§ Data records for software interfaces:
────────────────

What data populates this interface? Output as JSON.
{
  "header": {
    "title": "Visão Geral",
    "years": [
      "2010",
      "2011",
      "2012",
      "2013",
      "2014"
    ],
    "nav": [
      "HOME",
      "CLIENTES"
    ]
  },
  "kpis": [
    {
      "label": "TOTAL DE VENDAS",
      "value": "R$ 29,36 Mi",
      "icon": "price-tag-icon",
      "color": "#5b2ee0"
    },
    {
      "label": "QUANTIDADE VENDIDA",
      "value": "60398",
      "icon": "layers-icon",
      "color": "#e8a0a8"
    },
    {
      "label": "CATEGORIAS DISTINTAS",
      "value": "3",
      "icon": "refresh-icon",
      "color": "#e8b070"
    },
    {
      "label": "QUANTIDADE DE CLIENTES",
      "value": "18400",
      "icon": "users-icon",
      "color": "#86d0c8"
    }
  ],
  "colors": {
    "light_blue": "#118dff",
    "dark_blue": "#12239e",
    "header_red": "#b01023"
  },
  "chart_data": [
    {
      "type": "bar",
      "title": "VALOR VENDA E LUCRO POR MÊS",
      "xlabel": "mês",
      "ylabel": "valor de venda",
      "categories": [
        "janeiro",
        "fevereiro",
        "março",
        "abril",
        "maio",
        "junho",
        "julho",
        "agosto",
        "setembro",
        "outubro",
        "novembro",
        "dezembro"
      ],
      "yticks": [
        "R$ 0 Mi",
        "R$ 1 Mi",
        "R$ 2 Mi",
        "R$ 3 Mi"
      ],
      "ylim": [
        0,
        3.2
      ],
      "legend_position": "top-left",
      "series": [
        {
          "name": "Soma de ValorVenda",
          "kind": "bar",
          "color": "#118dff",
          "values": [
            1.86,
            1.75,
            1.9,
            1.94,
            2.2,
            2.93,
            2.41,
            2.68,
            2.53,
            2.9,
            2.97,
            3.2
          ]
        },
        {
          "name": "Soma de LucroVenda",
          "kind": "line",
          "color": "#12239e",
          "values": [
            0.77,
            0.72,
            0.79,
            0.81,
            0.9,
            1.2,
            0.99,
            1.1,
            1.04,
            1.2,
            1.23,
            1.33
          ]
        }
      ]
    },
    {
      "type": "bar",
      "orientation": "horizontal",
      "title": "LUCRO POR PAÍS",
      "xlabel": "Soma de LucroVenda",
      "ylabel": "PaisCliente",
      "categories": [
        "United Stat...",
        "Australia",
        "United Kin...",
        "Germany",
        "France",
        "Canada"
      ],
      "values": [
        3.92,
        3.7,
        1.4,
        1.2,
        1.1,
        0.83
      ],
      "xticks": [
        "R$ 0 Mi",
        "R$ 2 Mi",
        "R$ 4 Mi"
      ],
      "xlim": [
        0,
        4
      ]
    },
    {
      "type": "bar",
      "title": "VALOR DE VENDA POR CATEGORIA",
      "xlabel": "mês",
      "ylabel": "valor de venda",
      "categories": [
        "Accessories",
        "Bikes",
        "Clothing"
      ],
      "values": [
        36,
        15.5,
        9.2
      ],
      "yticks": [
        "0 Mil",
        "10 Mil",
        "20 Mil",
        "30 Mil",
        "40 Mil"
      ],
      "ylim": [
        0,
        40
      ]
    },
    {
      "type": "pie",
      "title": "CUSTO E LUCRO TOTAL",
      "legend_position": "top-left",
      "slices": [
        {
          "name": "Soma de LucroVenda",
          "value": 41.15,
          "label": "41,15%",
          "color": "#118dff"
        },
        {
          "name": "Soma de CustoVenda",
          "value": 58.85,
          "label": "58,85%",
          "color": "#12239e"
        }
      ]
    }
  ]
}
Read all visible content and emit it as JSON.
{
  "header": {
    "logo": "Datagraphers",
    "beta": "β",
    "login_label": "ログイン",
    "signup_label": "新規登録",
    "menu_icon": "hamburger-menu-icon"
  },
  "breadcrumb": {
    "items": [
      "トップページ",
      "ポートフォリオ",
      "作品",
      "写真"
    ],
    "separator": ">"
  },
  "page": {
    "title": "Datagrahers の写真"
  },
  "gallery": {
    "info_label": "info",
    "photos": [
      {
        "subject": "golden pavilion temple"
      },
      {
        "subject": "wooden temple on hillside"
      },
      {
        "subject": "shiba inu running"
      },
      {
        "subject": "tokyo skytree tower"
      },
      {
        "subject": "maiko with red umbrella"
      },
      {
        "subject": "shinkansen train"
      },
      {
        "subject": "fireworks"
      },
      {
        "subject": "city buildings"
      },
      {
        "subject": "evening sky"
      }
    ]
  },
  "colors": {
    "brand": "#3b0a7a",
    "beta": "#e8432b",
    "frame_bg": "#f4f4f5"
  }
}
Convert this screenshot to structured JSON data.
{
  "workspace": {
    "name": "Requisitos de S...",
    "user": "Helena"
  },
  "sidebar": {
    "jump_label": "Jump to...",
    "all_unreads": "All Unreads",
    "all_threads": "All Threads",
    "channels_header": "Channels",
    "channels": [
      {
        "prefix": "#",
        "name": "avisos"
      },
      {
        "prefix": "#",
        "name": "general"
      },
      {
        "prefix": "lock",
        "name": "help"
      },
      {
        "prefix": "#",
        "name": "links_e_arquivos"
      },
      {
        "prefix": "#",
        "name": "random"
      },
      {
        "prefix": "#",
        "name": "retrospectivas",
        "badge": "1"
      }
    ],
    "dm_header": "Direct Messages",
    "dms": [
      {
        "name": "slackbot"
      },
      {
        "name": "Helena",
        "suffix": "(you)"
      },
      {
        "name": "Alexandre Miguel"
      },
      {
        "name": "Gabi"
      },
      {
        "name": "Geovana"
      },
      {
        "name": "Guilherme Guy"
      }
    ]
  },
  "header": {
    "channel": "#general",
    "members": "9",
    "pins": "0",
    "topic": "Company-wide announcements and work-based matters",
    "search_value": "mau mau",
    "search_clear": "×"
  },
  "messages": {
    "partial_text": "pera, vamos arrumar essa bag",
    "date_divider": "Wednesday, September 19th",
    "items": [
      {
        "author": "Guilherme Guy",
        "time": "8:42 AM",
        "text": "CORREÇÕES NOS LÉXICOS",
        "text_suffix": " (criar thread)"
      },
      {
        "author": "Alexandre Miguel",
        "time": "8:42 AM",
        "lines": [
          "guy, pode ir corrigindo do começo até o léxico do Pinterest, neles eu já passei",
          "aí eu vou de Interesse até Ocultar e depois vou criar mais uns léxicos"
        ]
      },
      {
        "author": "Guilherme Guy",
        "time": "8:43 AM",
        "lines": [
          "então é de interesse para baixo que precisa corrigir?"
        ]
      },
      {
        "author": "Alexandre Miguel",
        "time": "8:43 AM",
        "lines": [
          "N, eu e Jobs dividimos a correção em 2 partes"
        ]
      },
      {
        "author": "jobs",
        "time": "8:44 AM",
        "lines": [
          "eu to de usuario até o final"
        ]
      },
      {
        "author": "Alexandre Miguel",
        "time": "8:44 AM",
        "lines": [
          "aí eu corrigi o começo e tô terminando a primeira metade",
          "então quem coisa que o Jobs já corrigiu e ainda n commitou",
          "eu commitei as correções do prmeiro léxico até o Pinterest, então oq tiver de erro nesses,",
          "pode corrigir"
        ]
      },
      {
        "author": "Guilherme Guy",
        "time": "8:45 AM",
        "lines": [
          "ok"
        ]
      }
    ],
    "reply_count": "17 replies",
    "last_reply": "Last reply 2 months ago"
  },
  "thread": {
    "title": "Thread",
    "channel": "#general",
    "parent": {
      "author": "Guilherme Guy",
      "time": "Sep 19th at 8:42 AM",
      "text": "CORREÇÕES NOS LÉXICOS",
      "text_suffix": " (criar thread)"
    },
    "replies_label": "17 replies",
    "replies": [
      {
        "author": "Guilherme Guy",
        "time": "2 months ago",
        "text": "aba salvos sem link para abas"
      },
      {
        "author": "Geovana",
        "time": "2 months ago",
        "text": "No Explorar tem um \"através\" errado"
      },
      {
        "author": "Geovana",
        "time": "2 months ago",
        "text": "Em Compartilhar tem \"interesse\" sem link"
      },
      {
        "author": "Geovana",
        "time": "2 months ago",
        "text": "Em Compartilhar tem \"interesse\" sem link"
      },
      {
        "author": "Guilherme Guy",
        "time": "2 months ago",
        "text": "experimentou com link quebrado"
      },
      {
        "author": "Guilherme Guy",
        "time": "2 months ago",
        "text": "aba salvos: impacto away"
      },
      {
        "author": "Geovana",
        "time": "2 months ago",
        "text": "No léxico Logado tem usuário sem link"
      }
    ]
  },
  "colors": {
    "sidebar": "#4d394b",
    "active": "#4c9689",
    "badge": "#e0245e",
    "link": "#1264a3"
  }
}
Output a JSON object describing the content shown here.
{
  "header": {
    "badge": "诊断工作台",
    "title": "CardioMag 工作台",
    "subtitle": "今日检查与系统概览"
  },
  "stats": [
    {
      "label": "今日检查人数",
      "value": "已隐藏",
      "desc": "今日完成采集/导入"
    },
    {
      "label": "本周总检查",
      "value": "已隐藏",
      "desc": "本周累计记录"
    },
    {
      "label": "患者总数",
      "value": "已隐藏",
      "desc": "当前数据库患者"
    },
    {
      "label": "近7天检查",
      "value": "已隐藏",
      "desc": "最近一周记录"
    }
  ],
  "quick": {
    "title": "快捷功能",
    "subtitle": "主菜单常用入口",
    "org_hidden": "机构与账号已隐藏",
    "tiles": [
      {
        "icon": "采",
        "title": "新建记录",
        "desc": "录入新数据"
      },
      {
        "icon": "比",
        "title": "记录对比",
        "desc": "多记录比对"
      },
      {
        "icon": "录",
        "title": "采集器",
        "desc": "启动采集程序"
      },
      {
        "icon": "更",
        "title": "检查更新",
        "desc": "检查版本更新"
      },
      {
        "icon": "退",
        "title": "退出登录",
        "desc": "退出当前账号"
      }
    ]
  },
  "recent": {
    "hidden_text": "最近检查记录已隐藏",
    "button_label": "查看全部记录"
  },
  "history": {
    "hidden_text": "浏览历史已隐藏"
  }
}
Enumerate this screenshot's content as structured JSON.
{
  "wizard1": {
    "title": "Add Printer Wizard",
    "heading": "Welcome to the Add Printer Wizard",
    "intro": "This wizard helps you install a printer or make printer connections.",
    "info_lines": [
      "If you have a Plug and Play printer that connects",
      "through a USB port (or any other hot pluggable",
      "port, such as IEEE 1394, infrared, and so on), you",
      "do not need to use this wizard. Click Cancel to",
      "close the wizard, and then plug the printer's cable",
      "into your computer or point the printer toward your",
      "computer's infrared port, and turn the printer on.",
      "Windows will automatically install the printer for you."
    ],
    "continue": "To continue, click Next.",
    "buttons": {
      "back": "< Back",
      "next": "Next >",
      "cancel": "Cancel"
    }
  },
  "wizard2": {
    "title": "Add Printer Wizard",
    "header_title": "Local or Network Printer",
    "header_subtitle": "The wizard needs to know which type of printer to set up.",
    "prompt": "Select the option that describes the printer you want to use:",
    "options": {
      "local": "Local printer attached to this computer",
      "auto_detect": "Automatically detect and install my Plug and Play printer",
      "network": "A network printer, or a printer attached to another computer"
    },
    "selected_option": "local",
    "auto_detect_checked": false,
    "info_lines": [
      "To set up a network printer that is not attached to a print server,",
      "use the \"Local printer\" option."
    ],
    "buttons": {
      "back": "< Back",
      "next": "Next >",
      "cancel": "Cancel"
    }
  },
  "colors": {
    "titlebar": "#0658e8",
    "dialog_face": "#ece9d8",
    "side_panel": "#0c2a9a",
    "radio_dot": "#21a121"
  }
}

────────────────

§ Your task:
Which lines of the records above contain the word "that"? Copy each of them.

§ Task result:
      "If you have a Plug and Play printer that connects",
    "prompt": "Select the option that describes the printer you want to use:",
      "To set up a network printer that is not attached to a print server,",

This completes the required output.